◆ Required work: Output all of the records exactly as written.

** Opening Material to process block **

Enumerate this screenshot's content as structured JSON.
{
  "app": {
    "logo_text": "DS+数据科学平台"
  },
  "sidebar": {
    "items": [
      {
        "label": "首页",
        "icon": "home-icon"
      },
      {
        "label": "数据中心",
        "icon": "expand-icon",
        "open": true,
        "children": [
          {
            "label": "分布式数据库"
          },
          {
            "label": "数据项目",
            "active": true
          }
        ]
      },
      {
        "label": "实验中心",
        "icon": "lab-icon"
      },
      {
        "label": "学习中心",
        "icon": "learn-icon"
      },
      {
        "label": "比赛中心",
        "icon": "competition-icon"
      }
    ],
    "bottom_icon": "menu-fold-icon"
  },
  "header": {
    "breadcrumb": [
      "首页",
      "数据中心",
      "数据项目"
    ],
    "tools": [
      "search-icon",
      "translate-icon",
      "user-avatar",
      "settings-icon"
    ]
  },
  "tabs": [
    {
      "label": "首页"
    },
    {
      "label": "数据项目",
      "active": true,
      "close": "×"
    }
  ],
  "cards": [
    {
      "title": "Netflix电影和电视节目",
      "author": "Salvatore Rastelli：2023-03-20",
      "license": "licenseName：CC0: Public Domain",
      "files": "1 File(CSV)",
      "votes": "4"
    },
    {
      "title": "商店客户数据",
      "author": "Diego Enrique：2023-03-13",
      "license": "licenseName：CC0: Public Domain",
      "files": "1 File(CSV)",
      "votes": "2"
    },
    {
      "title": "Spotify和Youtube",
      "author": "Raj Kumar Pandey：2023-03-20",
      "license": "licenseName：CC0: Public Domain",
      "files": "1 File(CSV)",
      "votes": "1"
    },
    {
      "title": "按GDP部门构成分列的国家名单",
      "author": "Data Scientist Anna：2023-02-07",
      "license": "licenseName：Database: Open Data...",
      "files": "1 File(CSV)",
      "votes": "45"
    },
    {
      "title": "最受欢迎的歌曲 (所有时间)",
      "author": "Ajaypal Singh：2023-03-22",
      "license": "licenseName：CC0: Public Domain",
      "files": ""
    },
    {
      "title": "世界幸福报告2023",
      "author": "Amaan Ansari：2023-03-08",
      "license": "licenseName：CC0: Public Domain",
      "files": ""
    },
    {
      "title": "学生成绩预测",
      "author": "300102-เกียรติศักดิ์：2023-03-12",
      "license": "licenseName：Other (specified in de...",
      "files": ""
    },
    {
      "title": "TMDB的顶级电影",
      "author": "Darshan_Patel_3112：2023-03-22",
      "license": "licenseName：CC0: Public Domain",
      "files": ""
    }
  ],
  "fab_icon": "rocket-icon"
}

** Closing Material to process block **

◆ Response to this exercise:
Enumerate this screenshot's content as structured JSON.
{
  "app": {
    "logo_text": "DS+数据科学平台"
  },
  "sidebar": {
    "items": [
      {
        "label": "首页",
        "icon": "home-icon"
      },
      {
        "label": "数据中心",
        "icon": "expand-icon",
        "open": true,
        "children": [
          {
            "label": "分布式数据库"
          },
          {
            "label": "数据项目",
            "active": true
          }
        ]
      },
      {
        "label": "实验中心",
        "icon": "lab-icon"
      },
      {
        "label": "学习中心",
        "icon": "learn-icon"
      },
      {
        "label": "比赛中心",
        "icon": "competition-icon"
      }
    ],
    "bottom_icon": "menu-fold-icon"
  },
  "header": {
    "breadcrumb": [
      "首页",
      "数据中心",
      "数据项目"
    ],
    "tools": [
      "search-icon",
      "translate-icon",
      "user-avatar",
      "settings-icon"
    ]
  },
  "tabs": [
    {
      "label": "首页"
    },
    {
      "label": "数据项目",
      "active": true,
      "close": "×"
    }
  ],
  "cards": [
    {
      "title": "Netflix电影和电视节目",
      "author": "Salvatore Rastelli：2023-03-20",
      "license": "licenseName：CC0: Public Domain",
      "files": "1 File(CSV)",
      "votes": "4"
    },
    {
      "title": "商店客户数据",
      "author": "Diego Enrique：2023-03-13",
      "license": "licenseName：CC0: Public Domain",
      "files": "1 File(CSV)",
      "votes": "2"
    },
    {
      "title": "Spotify和Youtube",
      "author": "Raj Kumar Pandey：2023-03-20",
      "license": "licenseName：CC0: Public Domain",
      "files": "1 File(CSV)",
      "votes": "1"
    },
    {
      "title": "按GDP部门构成分列的国家名单",
      "author": "Data Scientist Anna：2023-02-07",
      "license": "licenseName：Database: Open Data...",
      "files": "1 File(CSV)",
      "votes": "45"
    },
    {
      "title": "最受欢迎的歌曲 (所有时间)",
      "author": "Ajaypal Singh：2023-03-22",
      "license": "licenseName：CC0: Public Domain",
      "files": ""
    },
    {
      "title": "世界幸福报告2023",
      "author": "Amaan Ansari：2023-03-08",
      "license": "licenseName：CC0: Public Domain",
      "files": ""
    },
    {
      "title": "学生成绩预测",
      "author": "300102-เกียรติศักดิ์：2023-03-12",
      "license": "licenseName：Other (specified in de...",
      "files": ""
    },
    {
      "title": "TMDB的顶级电影",
      "author": "Darshan_Patel_3112：2023-03-22",
      "license": "licenseName：CC0: Public Domain",
      "files": ""
    }
  ],
  "fab_icon": "rocket-icon"
}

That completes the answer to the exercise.